What you will do - Nothing in the data may be changed; retype all of it.

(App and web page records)
#####

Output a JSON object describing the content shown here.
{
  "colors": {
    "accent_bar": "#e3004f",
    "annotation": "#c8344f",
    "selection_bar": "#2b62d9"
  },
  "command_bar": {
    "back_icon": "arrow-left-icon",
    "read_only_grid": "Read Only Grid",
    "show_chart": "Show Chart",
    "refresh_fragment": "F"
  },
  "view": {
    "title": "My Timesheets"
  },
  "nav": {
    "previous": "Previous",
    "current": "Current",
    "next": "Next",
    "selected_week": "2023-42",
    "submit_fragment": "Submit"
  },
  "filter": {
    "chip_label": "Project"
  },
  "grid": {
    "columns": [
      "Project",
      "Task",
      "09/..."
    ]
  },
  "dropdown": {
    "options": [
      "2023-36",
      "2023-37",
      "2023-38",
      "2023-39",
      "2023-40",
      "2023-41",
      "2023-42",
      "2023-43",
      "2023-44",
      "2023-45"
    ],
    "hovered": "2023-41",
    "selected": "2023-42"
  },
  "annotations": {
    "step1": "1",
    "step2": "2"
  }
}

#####

Problem solution -
Output a JSON object describing the content shown here.
{
  "colors": {
    "accent_bar": "#e3004f",
    "annotation": "#c8344f",
    "selection_bar": "#2b62d9"
  },
  "command_bar": {
    "back_icon": "arrow-left-icon",
    "read_only_grid": "Read Only Grid",
    "show_chart": "Show Chart",
    "refresh_fragment": "F"
  },
  "view": {
    "title": "My Timesheets"
  },
  "nav": {
    "previous": "Previous",
    "current": "Current",
    "next": "Next",
    "selected_week": "2023-42",
    "submit_fragment": "Submit"
  },
  "filter": {
    "chip_label": "Project"
  },
  "grid": {
    "columns": [
      "Project",
      "Task",
      "09/..."
    ]
  },
  "dropdown": {
    "options": [
      "2023-36",
      "2023-37",
      "2023-38",
      "2023-39",
      "2023-40",
      "2023-41",
      "2023-42",
      "2023-43",
      "2023-44",
      "2023-45"
    ],
    "hovered": "2023-41",
    "selected": "2023-42"
  },
  "annotations": {
    "step1": "1",
    "step2": "2"
  }
}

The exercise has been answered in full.